Her choices of material, which include "Time on My Hands," "All the Way," "Here's That Rainy Day," "There’s a Lull in My Life," "Come Rain or Come Shine," "When Your Lover Has Gone," and "Time After Time" are unabashedly retro ballads that have been recorded dozens of times. Guitarist Jordan Officer did the arrangements, as he has for all of Arioli's albums, and he plays some memorable interludes. Other great sidemen hold forth too, such as François Stevenson on vibes, Carmeron Wallis on sax, and Jérôme Dupuis-Cloutier on trumpet. Montreal is Arioli's home base, and the city's Spectra Musique partially funded the album.

The recording is warm and spacious, but I could have used a little more transparency and a better-focused bass line. The bass sound is balanced properly, but you can't always hear that initial attack of the string that holds down the rhythm section. Other than that, this set is as near perfect as can be. Arioli has won awards in Canada and France, and it's about time others knew about her. She's well worth the attention.

Be sure to listen to: Track 3, "Here's to the Losers," uses an entire saxophone section (three tenors and a baritone) in addition to the guitar, drums, and bass, and it has a simply delicious retro feel to it. "When Your Lover Has Gone" utilizes the same forces, while other songs use smaller yet equally effective combinations.

. . . Rad Bennett
radb@soundstagenetwork.com

Georg Breinschmid: "Fire"

March 2012

FireBreathtaking Virtuoso Playing from Brein’s Café

Preiser Records PR 91203
Format: CD

 Musical Performance 
****1/2
 Sound Quality 
****
 Overall Enjoyment 
****1/2

The word that best describes Georg Breinschmid's music making is virtuosic. When you start casting around for other descriptives, there are so many musical styles in his work that no one word gives an accurate picture. Before playing the music he does now, Breinschmid played bass with classical orchestras, including the Vienna Philharmonic, and he has brought some of his classical training to his new ventures. Jazz is the umbrella, and tumbling out from beneath it are elements of polka, waltz, musette, Wienerlied, czárdás, and samba.

Only a real virtuoso could pull this off so successfully, and Breinschmid makes his acoustic bass produce sounds I never thought possible. He tosses off rapid passages with the aplomb of a diva nailing a coloratura aria. He is working with two groups on this disc: one is Brein’s Café, a trio with Frantisek Janoska on piano and brother Roman Janoska on violin; the other is a duo with singer and trumpet player Thomas Gansch. Breinschmid can be really funny as in "Jazz-Gstanzln," a song about a waiter wanting to play jazz: "I slice sausages up into decograms every day there and wistfully think about Chet Baker." If you speak German, you'll probably find these vocals even funnier. Translations are provided for the lyrics but not for all the spoken intros.

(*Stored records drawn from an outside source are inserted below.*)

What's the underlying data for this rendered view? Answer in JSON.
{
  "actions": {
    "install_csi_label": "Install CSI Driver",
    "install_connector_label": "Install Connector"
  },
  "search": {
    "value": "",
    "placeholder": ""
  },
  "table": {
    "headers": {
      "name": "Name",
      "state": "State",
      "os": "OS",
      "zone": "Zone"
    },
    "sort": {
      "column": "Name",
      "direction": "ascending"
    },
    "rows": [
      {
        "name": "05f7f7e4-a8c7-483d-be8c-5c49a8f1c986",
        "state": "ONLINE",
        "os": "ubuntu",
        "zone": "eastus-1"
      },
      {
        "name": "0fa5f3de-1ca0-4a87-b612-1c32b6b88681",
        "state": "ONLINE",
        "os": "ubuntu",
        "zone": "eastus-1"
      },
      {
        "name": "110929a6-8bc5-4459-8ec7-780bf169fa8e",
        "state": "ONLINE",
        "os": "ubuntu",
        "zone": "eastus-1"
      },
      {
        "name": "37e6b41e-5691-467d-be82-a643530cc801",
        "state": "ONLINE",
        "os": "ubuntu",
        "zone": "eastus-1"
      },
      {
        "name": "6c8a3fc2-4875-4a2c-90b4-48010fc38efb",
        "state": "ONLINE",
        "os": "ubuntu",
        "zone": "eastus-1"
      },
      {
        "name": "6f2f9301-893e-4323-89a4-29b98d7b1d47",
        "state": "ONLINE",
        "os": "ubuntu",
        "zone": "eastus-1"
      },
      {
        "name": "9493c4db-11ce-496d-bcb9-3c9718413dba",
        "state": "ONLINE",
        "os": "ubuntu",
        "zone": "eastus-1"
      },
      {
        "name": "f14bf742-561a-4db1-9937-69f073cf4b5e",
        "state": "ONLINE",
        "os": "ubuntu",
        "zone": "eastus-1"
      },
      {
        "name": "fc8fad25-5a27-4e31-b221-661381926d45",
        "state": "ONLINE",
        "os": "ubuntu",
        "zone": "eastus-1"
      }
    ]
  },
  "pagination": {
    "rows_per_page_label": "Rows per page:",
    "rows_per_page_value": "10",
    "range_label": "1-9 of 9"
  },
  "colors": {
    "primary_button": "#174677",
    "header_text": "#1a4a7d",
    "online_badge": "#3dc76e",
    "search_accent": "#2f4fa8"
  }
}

No translation is needed for the virtuoso instrumental pieces like "Schnörtzenbrekker" and "Nóta/Csárdás." The latter has Roman Janoska fiddling like a fiend bent on breaking every speed record in the book. And you know, I think he does. There are mellow moments, too, such as "Sweetie," written, the notes tell us, for Breinschmid's girlfriend.

The recordings are exceptionally clean and well balanced, especially when you consider that most of them were made on location and live. Give this virtuosic and zany disc a listen. Oh, it also comes with a four-track bonus disc, so in keeping with the artist's sense of humor, the spine lists it as 1 1/2 CDs. The thank-you notes credit Thomas Edison for "great lighting."

Be sure to listen to: Track 6, "jaBISTdudenndeppat," which tackles some pretty crazy time signatures like 25/16 and 15/8, contains a crazed reference to Beethoven's 9th Symphony like you've never heard it. Irreverent? Maybe. Effective? Most definitely!

. . . Rad Bennett
radb@soundstagenetwork.com